**DIRECTIONS FOR THIS TASK:** Each record must be reproduced exactly as it is shown.

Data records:

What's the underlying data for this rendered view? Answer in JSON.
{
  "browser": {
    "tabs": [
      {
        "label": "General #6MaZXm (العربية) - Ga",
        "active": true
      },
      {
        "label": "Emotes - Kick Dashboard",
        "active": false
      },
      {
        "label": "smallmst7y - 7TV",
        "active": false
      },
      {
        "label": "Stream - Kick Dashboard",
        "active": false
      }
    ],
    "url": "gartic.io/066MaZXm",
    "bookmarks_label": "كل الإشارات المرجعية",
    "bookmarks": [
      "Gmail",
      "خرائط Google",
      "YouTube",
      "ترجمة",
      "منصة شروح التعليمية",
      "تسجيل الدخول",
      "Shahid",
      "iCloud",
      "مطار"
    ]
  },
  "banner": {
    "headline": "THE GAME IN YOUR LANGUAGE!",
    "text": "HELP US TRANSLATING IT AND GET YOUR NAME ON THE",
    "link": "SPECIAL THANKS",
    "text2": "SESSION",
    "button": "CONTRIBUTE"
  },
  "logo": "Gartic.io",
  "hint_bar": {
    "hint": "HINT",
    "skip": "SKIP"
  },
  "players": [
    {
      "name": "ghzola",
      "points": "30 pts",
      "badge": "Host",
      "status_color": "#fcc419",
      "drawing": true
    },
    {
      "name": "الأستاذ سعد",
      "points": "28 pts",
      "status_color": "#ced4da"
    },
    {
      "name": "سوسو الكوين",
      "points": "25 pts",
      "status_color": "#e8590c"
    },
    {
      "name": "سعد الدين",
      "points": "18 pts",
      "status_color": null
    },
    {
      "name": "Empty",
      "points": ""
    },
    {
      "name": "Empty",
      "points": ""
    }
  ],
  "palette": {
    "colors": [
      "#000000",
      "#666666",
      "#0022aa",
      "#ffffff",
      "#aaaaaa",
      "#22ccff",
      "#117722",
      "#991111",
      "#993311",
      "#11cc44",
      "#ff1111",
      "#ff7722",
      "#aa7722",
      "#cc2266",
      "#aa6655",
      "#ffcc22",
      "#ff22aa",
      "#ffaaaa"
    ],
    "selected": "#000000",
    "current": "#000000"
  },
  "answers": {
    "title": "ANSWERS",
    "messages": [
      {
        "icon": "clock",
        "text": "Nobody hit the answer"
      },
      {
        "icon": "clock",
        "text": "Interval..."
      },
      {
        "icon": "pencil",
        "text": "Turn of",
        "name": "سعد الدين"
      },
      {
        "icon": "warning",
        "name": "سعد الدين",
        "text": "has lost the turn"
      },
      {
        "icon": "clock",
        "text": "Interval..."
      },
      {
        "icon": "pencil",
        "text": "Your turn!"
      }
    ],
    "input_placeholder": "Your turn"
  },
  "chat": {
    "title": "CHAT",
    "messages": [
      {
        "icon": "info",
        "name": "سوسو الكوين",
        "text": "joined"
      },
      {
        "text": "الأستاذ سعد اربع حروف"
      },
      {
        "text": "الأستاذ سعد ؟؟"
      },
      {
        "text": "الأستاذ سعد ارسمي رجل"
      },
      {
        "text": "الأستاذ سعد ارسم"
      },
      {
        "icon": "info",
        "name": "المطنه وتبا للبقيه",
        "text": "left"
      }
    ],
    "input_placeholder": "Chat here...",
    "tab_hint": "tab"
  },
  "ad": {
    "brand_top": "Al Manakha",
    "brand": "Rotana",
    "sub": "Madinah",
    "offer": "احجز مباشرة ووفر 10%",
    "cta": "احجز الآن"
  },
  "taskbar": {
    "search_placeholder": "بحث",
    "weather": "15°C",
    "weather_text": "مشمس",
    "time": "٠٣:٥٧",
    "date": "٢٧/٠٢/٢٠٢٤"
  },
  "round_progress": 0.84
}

**EXERCISE OUTPUT:**
What's the underlying data for this rendered view? Answer in JSON.
{
  "browser": {
    "tabs": [
      {
        "label": "General #6MaZXm (العربية) - Ga",
        "active": true
      },
      {
        "label": "Emotes - Kick Dashboard",
        "active": false
      },
      {
        "label": "smallmst7y - 7TV",
        "active": false
      },
      {
        "label": "Stream - Kick Dashboard",
        "active": false
      }
    ],
    "url": "gartic.io/066MaZXm",
    "bookmarks_label": "كل الإشارات المرجعية",
    "bookmarks": [
      "Gmail",
      "خرائط Google",
      "YouTube",
      "ترجمة",
      "منصة شروح التعليمية",
      "تسجيل الدخول",
      "Shahid",
      "iCloud",
      "مطار"
    ]
  },
  "banner": {
    "headline": "THE GAME IN YOUR LANGUAGE!",
    "text": "HELP US TRANSLATING IT AND GET YOUR NAME ON THE",
    "link": "SPECIAL THANKS",
    "text2": "SESSION",
    "button": "CONTRIBUTE"
  },
  "logo": "Gartic.io",
  "hint_bar": {
    "hint": "HINT",
    "skip": "SKIP"
  },
  "players": [
    {
      "name": "ghzola",
      "points": "30 pts",
      "badge": "Host",
      "status_color": "#fcc419",
      "drawing": true
    },
    {
      "name": "الأستاذ سعد",
      "points": "28 pts",
      "status_color": "#ced4da"
    },
    {
      "name": "سوسو الكوين",
      "points": "25 pts",
      "status_color": "#e8590c"
    },
    {
      "name": "سعد الدين",
      "points": "18 pts",
      "status_color": null
    },
    {
      "name": "Empty",
      "points": ""
    },
    {
      "name": "Empty",
      "points": ""
    }
  ],
  "palette": {
    "colors": [
      "#000000",
      "#666666",
      "#0022aa",
      "#ffffff",
      "#aaaaaa",
      "#22ccff",
      "#117722",
      "#991111",
      "#993311",
      "#11cc44",
      "#ff1111",
      "#ff7722",
      "#aa7722",
      "#cc2266",
      "#aa6655",
      "#ffcc22",
      "#ff22aa",
      "#ffaaaa"
    ],
    "selected": "#000000",
    "current": "#000000"
  },
  "answers": {
    "title": "ANSWERS",
    "messages": [
      {
        "icon": "clock",
        "text": "Nobody hit the answer"
      },
      {
        "icon": "clock",
        "text": "Interval..."
      },
      {
        "icon": "pencil",
        "text": "Turn of",
        "name": "سعد الدين"
      },
      {
        "icon": "warning",
        "name": "سعد الدين",
        "text": "has lost the turn"
      },
      {
        "icon": "clock",
        "text": "Interval..."
      },
      {
        "icon": "pencil",
        "text": "Your turn!"
      }
    ],
    "input_placeholder": "Your turn"
  },
  "chat": {
    "title": "CHAT",
    "messages": [
      {
        "icon": "info",
        "name": "سوسو الكوين",
        "text": "joined"
      },
      {
        "text": "الأستاذ سعد اربع حروف"
      },
      {
        "text": "الأستاذ سعد ؟؟"
      },
      {
        "text": "الأستاذ سعد ارسمي رجل"
      },
      {
        "text": "الأستاذ سعد ارسم"
      },
      {
        "icon": "info",
        "name": "المطنه وتبا للبقيه",
        "text": "left"
      }
    ],
    "input_placeholder": "Chat here...",
    "tab_hint": "tab"
  },
  "ad": {
    "brand_top": "Al Manakha",
    "brand": "Rotana",
    "sub": "Madinah",
    "offer": "احجز مباشرة ووفر 10%",
    "cta": "احجز الآن"
  },
  "taskbar": {
    "search_placeholder": "بحث",
    "weather": "15°C",
    "weather_text": "مشمس",
    "time": "٠٣:٥٧",
    "date": "٢٧/٠٢/٢٠٢٤"
  },
  "round_progress": 0.84
}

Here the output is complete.